The desire to keep on going would prove to be far too tempting for Mogg, as he’d resurrect the band in 1985, with Tommy McClendon replacing Chapman and Paul Raymond coming back to replace Carter. Unfortunately, UFO would be a mere shadow of their former selves on 1986’s Misdemeanor, an incredibly boring album that went through the motions, crassly recycling MOR rock clichés. It’s about as cutting edge as a John Parr record. With not a single track worthy of singling out, it’s the moment where UFO hit – ‘scuse the pun – rock bottom.
The disaster of Misdemeanor is a strange way to end this series of UFO box sets, and the dodgy quality of the band’s output from 1980 to 1986 make it much less of an essential purchase as the first set was, but this installment of The Chrysalis Years nevertheless has enough good material to warrant a recommendation. Besides, if you enjoy UFO’s music and do not yet have their post-Schenker material, you can’t go wrong with their reasonably priced collection.

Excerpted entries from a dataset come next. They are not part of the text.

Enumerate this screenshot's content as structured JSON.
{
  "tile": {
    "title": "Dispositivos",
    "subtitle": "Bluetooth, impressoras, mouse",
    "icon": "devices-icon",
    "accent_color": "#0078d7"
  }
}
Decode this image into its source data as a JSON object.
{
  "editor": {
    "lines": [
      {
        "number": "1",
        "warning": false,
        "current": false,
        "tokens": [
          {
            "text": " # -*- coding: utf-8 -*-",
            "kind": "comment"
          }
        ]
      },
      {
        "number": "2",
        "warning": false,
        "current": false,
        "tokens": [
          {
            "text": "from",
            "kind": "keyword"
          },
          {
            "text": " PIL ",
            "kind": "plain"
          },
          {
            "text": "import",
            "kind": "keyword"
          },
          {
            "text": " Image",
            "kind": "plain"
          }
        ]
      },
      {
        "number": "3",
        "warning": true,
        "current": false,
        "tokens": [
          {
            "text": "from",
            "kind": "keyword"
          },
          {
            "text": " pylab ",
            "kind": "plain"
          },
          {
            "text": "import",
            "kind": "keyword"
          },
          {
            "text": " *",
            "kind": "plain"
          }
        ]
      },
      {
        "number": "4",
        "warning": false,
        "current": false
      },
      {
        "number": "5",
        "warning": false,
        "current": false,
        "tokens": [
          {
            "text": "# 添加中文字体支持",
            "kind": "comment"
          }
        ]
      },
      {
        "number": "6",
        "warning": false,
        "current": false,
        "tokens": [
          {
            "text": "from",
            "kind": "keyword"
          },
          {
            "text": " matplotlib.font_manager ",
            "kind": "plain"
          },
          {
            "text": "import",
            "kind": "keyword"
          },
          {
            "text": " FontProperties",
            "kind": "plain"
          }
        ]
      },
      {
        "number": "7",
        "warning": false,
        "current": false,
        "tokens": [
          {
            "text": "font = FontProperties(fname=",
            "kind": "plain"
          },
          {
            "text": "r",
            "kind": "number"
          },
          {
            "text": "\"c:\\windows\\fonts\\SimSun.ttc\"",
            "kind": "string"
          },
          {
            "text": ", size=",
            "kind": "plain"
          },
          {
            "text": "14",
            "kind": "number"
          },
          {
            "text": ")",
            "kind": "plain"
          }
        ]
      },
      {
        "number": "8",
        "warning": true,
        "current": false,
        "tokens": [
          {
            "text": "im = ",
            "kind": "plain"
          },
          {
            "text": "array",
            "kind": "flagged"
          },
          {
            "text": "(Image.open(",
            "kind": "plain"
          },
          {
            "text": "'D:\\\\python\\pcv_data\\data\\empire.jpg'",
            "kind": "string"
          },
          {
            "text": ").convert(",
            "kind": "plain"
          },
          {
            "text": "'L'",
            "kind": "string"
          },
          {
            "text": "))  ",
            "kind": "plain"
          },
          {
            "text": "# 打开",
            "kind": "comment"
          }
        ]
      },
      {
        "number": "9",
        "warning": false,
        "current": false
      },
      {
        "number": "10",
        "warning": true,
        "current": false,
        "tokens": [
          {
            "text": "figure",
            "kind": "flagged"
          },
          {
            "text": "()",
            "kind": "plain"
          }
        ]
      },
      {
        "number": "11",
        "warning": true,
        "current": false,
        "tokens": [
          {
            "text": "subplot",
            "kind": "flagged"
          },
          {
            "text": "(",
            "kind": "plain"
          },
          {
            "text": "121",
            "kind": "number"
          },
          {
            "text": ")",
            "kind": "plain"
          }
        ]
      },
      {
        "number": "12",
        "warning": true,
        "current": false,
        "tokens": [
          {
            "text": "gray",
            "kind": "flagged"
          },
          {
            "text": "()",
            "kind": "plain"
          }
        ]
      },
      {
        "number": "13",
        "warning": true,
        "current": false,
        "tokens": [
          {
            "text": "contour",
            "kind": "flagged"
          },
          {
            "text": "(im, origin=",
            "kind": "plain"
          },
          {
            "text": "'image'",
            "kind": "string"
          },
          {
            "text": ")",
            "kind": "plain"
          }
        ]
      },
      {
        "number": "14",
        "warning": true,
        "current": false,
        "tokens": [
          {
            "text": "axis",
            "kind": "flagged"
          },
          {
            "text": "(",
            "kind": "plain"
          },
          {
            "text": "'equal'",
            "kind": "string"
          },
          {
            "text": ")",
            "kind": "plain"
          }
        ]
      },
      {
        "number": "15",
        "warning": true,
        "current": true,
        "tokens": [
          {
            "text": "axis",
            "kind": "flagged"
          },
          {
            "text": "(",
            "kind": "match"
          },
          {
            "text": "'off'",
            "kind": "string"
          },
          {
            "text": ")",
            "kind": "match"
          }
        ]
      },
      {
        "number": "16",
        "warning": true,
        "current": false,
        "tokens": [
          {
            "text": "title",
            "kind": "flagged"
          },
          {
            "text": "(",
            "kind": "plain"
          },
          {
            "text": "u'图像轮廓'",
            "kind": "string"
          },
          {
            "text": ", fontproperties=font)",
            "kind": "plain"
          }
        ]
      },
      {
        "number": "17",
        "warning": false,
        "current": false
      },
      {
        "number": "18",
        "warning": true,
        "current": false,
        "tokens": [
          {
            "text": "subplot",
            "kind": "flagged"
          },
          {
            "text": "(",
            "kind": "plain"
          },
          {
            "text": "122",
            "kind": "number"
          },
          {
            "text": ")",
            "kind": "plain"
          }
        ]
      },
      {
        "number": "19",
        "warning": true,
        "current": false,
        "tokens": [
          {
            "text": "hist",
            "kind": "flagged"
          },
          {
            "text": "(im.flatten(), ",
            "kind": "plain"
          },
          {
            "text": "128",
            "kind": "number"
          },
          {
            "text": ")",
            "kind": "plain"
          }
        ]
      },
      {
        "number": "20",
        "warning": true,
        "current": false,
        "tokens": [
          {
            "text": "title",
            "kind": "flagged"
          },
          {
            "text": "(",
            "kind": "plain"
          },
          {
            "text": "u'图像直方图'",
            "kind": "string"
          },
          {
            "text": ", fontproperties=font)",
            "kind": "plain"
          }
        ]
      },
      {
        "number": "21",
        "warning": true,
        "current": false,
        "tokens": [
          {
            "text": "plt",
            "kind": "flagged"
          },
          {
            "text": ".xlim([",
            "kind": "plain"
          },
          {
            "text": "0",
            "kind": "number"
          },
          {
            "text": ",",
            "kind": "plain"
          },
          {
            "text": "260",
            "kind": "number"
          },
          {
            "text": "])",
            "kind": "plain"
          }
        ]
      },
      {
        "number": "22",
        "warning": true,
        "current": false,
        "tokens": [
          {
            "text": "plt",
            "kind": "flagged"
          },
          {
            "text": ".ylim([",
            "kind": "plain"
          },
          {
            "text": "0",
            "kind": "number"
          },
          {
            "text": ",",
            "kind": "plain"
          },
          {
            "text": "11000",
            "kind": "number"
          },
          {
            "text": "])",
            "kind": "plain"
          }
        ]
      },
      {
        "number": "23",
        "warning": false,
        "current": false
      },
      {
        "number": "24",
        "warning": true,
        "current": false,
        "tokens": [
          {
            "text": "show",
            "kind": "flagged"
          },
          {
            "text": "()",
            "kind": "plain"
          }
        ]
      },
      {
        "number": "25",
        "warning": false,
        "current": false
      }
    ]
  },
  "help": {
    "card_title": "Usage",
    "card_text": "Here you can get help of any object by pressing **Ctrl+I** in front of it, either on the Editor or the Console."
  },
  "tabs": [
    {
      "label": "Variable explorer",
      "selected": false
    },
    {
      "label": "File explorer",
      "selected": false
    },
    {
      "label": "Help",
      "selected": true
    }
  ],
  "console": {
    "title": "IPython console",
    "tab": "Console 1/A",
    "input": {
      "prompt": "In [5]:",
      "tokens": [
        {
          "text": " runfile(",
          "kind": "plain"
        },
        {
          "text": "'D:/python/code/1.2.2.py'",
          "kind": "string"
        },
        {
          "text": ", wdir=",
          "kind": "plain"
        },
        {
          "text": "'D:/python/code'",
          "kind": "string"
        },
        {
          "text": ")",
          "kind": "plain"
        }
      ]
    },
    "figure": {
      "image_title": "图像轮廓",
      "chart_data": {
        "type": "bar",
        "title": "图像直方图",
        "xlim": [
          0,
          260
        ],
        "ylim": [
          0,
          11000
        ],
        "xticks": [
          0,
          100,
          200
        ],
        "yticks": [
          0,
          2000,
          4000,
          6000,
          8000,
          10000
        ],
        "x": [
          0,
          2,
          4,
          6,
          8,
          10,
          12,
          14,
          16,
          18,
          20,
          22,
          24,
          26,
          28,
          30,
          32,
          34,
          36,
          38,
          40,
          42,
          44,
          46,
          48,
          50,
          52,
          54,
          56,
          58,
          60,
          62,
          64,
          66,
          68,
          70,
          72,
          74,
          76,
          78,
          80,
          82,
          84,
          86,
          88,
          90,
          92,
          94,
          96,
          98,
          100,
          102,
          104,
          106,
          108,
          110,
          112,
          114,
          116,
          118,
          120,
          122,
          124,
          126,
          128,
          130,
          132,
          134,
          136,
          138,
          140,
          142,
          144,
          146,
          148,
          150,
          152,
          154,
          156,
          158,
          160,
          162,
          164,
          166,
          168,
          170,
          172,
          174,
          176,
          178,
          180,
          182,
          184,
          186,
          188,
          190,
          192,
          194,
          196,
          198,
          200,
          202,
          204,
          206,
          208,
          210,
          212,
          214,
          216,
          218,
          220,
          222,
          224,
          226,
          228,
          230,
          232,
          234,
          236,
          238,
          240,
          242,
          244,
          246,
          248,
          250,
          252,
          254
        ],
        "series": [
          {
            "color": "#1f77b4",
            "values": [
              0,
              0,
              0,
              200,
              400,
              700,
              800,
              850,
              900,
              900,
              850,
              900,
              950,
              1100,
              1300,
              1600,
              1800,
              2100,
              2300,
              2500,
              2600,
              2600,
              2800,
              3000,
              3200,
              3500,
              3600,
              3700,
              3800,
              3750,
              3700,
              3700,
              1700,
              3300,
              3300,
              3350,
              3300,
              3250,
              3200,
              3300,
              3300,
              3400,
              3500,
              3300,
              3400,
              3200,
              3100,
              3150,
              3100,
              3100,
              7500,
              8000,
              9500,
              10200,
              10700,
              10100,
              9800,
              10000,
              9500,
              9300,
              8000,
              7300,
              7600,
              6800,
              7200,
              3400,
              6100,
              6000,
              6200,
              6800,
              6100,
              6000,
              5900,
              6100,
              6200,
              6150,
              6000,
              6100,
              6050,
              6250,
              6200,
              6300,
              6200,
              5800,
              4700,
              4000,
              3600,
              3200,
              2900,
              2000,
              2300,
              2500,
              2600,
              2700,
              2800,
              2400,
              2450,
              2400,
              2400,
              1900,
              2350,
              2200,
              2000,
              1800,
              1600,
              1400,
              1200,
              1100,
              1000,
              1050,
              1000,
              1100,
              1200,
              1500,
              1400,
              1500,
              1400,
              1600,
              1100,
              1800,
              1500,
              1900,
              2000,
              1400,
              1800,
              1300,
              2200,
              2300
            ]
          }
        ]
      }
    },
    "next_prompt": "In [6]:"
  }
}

After that, if you want to hear how well Mogg and UFO has aged, I highly suggest you check out their very good new album Seven Deadly (iTunes).